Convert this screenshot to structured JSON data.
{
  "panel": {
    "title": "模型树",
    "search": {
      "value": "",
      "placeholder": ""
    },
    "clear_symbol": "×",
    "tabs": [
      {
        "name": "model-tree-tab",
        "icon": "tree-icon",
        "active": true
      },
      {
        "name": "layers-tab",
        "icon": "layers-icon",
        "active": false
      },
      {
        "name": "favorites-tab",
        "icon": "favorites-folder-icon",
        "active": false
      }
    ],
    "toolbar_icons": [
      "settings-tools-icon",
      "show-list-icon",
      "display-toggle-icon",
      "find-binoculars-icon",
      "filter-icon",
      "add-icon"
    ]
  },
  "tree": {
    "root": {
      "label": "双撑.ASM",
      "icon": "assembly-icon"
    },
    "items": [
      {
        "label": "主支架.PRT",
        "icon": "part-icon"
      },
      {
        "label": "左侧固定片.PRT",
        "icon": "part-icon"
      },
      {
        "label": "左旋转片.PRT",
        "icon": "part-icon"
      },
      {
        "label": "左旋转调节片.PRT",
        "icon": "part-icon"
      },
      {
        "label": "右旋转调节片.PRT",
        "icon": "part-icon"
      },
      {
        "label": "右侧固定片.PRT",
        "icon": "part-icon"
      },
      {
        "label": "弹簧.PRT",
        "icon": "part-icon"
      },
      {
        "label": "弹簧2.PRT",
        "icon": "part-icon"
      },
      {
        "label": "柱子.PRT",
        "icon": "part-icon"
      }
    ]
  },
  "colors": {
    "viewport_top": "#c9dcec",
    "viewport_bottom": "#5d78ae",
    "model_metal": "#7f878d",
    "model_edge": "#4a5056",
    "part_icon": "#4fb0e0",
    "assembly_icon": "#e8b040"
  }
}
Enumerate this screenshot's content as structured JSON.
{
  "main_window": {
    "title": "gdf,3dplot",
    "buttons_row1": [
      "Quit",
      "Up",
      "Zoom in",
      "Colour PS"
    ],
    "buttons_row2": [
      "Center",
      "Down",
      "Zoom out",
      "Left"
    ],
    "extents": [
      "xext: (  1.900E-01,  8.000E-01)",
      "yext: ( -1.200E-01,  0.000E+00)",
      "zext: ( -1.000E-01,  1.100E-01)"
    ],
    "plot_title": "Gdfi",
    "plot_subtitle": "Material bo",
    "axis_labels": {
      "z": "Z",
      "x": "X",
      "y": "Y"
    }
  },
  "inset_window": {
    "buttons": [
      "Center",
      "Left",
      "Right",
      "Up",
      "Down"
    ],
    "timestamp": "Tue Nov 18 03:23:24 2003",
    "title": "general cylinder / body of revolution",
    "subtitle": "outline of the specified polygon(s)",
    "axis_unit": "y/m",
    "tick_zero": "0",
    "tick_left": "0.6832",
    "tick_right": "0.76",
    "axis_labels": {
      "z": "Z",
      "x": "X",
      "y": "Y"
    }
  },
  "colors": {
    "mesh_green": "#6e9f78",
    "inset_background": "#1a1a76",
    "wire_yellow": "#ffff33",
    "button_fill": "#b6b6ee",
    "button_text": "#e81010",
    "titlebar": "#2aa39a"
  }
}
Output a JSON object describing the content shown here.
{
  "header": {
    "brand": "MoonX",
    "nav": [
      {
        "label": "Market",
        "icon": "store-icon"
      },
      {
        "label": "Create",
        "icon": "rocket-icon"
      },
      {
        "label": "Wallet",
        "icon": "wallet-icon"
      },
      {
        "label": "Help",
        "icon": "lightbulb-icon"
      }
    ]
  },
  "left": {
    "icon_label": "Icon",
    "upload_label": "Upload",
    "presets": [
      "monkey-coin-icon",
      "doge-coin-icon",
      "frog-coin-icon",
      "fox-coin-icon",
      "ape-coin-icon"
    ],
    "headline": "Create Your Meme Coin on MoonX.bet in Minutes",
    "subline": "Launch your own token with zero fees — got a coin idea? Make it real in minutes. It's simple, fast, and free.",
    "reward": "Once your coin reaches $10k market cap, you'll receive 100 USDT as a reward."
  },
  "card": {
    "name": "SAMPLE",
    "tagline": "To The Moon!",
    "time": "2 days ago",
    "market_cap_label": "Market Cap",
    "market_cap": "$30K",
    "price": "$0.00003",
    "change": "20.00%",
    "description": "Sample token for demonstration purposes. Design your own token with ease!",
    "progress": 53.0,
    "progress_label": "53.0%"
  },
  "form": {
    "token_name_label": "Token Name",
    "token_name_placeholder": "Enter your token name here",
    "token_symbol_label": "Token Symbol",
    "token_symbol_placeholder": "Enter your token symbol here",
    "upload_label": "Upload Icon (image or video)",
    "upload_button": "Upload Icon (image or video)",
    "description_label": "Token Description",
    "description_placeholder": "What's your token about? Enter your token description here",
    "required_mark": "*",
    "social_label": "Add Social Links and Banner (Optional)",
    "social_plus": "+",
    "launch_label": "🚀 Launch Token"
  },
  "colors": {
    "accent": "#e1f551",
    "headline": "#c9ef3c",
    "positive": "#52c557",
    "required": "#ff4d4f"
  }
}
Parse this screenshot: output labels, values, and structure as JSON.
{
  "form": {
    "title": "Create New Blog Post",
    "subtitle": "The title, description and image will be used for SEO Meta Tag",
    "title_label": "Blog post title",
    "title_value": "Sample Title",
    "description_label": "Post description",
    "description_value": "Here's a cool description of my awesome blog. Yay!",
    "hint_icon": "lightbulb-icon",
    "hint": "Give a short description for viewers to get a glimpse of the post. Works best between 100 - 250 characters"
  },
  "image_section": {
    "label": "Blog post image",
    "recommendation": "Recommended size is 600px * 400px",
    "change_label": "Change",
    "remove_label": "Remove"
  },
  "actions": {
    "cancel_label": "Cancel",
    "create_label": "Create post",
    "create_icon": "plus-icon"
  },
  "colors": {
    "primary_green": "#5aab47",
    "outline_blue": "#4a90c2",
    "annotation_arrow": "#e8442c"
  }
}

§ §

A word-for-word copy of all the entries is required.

● **Answer space**:
Convert this screenshot to structured JSON data.
{
  "panel": {
    "title": "模型树",
    "search": {
      "value": "",
      "placeholder": ""
    },
    "clear_symbol": "×",
    "tabs": [
      {
        "name": "model-tree-tab",
        "icon": "tree-icon",
        "active": true
      },
      {
        "name": "layers-tab",
        "icon": "layers-icon",
        "active": false
      },
      {
        "name": "favorites-tab",
        "icon": "favorites-folder-icon",
        "active": false
      }
    ],
    "toolbar_icons": [
      "settings-tools-icon",
      "show-list-icon",
      "display-toggle-icon",
      "find-binoculars-icon",
      "filter-icon",
      "add-icon"
    ]
  },
  "tree": {
    "root": {
      "label": "双撑.ASM",
      "icon": "assembly-icon"
    },
    "items": [
      {
        "label": "主支架.PRT",
        "icon": "part-icon"
      },
      {
        "label": "左侧固定片.PRT",
        "icon": "part-icon"
      },
      {
        "label": "左旋转片.PRT",
        "icon": "part-icon"
      },
      {
        "label": "左旋转调节片.PRT",
        "icon": "part-icon"
      },
      {
        "label": "右旋转调节片.PRT",
        "icon": "part-icon"
      },
      {
        "label": "右侧固定片.PRT",
        "icon": "part-icon"
      },
      {
        "label": "弹簧.PRT",
        "icon": "part-icon"
      },
      {
        "label": "弹簧2.PRT",
        "icon": "part-icon"
      },
      {
        "label": "柱子.PRT",
        "icon": "part-icon"
      }
    ]
  },
  "colors": {
    "viewport_top": "#c9dcec",
    "viewport_bottom": "#5d78ae",
    "model_metal": "#7f878d",
    "model_edge": "#4a5056",
    "part_icon": "#4fb0e0",
    "assembly_icon": "#e8b040"
  }
}
Enumerate this screenshot's content as structured JSON.
{
  "main_window": {
    "title": "gdf,3dplot",
    "buttons_row1": [
      "Quit",
      "Up",
      "Zoom in",
      "Colour PS"
    ],
    "buttons_row2": [
      "Center",
      "Down",
      "Zoom out",
      "Left"
    ],
    "extents": [
      "xext: (  1.900E-01,  8.000E-01)",
      "yext: ( -1.200E-01,  0.000E+00)",
      "zext: ( -1.000E-01,  1.100E-01)"
    ],
    "plot_title": "Gdfi",
    "plot_subtitle": "Material bo",
    "axis_labels": {
      "z": "Z",
      "x": "X",
      "y": "Y"
    }
  },
  "inset_window": {
    "buttons": [
      "Center",
      "Left",
      "Right",
      "Up",
      "Down"
    ],
    "timestamp": "Tue Nov 18 03:23:24 2003",
    "title": "general cylinder / body of revolution",
    "subtitle": "outline of the specified polygon(s)",
    "axis_unit": "y/m",
    "tick_zero": "0",
    "tick_left": "0.6832",
    "tick_right": "0.76",
    "axis_labels": {
      "z": "Z",
      "x": "X",
      "y": "Y"
    }
  },
  "colors": {
    "mesh_green": "#6e9f78",
    "inset_background": "#1a1a76",
    "wire_yellow": "#ffff33",
    "button_fill": "#b6b6ee",
    "button_text": "#e81010",
    "titlebar": "#2aa39a"
  }
}
Output a JSON object describing the content shown here.
{
  "header": {
    "brand": "MoonX",
    "nav": [
      {
        "label": "Market",
        "icon": "store-icon"
      },
      {
        "label": "Create",
        "icon": "rocket-icon"
      },
      {
        "label": "Wallet",
        "icon": "wallet-icon"
      },
      {
        "label": "Help",
        "icon": "lightbulb-icon"
      }
    ]
  },
  "left": {
    "icon_label": "Icon",
    "upload_label": "Upload",
    "presets": [
      "monkey-coin-icon",
      "doge-coin-icon",
      "frog-coin-icon",
      "fox-coin-icon",
      "ape-coin-icon"
    ],
    "headline": "Create Your Meme Coin on MoonX.bet in Minutes",
    "subline": "Launch your own token with zero fees — got a coin idea? Make it real in minutes. It's simple, fast, and free.",
    "reward": "Once your coin reaches $10k market cap, you'll receive 100 USDT as a reward."
  },
  "card": {
    "name": "SAMPLE",
    "tagline": "To The Moon!",
    "time": "2 days ago",
    "market_cap_label": "Market Cap",
    "market_cap": "$30K",
    "price": "$0.00003",
    "change": "20.00%",
    "description": "Sample token for demonstration purposes. Design your own token with ease!",
    "progress": 53.0,
    "progress_label": "53.0%"
  },
  "form": {
    "token_name_label": "Token Name",
    "token_name_placeholder": "Enter your token name here",
    "token_symbol_label": "Token Symbol",
    "token_symbol_placeholder": "Enter your token symbol here",
    "upload_label": "Upload Icon (image or video)",
    "upload_button": "Upload Icon (image or video)",
    "description_label": "Token Description",
    "description_placeholder": "What's your token about? Enter your token description here",
    "required_mark": "*",
    "social_label": "Add Social Links and Banner (Optional)",
    "social_plus": "+",
    "launch_label": "🚀 Launch Token"
  },
  "colors": {
    "accent": "#e1f551",
    "headline": "#c9ef3c",
    "positive": "#52c557",
    "required": "#ff4d4f"
  }
}
Parse this screenshot: output labels, values, and structure as JSON.
{
  "form": {
    "title": "Create New Blog Post",
    "subtitle": "The title, description and image will be used for SEO Meta Tag",
    "title_label": "Blog post title",
    "title_value": "Sample Title",
    "description_label": "Post description",
    "description_value": "Here's a cool description of my awesome blog. Yay!",
    "hint_icon": "lightbulb-icon",
    "hint": "Give a short description for viewers to get a glimpse of the post. Works best between 100 - 250 characters"
  },
  "image_section": {
    "label": "Blog post image",
    "recommendation": "Recommended size is 600px * 400px",
    "change_label": "Change",
    "remove_label": "Remove"
  },
  "actions": {
    "cancel_label": "Cancel",
    "create_label": "Create post",
    "create_icon": "plus-icon"
  },
  "colors": {
    "primary_green": "#5aab47",
    "outline_blue": "#4a90c2",
    "annotation_arrow": "#e8442c"
  }
}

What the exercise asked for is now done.